Restate exactly, and only, the lines from the one containing "Serialize everything readable" through the end of the entries, keeping both endpoints.

--- Data records Enclosed Below ---

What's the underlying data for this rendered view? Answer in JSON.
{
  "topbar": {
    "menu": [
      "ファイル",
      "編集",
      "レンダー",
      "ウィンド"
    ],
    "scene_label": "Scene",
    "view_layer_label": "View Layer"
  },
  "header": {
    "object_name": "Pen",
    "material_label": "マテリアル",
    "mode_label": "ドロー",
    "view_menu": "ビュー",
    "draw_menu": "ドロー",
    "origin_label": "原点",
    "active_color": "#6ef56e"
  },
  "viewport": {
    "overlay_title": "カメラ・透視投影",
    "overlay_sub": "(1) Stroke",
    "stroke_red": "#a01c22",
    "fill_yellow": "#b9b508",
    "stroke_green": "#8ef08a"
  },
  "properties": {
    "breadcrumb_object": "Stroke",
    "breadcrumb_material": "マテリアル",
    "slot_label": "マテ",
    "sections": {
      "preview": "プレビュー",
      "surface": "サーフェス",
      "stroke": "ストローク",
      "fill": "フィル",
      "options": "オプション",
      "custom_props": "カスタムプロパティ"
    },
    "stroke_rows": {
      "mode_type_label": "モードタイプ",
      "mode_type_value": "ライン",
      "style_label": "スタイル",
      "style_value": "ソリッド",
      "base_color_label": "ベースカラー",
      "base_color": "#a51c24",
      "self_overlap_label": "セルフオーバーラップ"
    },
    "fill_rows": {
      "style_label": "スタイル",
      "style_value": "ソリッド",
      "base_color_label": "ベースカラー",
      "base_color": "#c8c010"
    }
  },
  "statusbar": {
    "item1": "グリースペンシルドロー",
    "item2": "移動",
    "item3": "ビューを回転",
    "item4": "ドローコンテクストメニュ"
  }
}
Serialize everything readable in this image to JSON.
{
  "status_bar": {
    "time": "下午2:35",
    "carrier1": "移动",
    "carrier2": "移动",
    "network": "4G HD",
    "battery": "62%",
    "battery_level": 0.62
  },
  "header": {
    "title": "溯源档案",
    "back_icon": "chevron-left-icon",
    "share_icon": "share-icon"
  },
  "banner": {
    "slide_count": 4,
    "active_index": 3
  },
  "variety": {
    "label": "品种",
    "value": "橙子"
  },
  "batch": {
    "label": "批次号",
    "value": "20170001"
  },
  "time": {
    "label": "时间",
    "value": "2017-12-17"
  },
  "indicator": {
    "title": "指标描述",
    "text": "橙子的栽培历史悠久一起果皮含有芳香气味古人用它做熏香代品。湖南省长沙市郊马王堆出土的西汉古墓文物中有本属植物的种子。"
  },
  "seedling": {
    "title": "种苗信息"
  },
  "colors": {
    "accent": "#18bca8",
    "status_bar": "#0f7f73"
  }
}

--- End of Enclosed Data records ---

* **Written response**:
Serialize everything readable in this image to JSON.
{
  "status_bar": {
    "time": "下午2:35",
    "carrier1": "移动",
    "carrier2": "移动",
    "network": "4G HD",
    "battery": "62%",
    "battery_level": 0.62
  },
  "header": {
    "title": "溯源档案",
    "back_icon": "chevron-left-icon",
    "share_icon": "share-icon"
  },
  "banner": {
    "slide_count": 4,
    "active_index": 3
  },
  "variety": {
    "label": "品种",
    "value": "橙子"
  },
  "batch": {
    "label": "批次号",
    "value": "20170001"
  },
  "time": {
    "label": "时间",
    "value": "2017-12-17"
  },
  "indicator": {
    "title": "指标描述",
    "text": "橙子的栽培历史悠久一起果皮含有芳香气味古人用它做熏香代品。湖南省长沙市郊马王堆出土的西汉古墓文物中有本属植物的种子。"
  },
  "seedling": {
    "title": "种苗信息"
  },
  "colors": {
    "accent": "#18bca8",
    "status_bar": "#0f7f73"
  }
}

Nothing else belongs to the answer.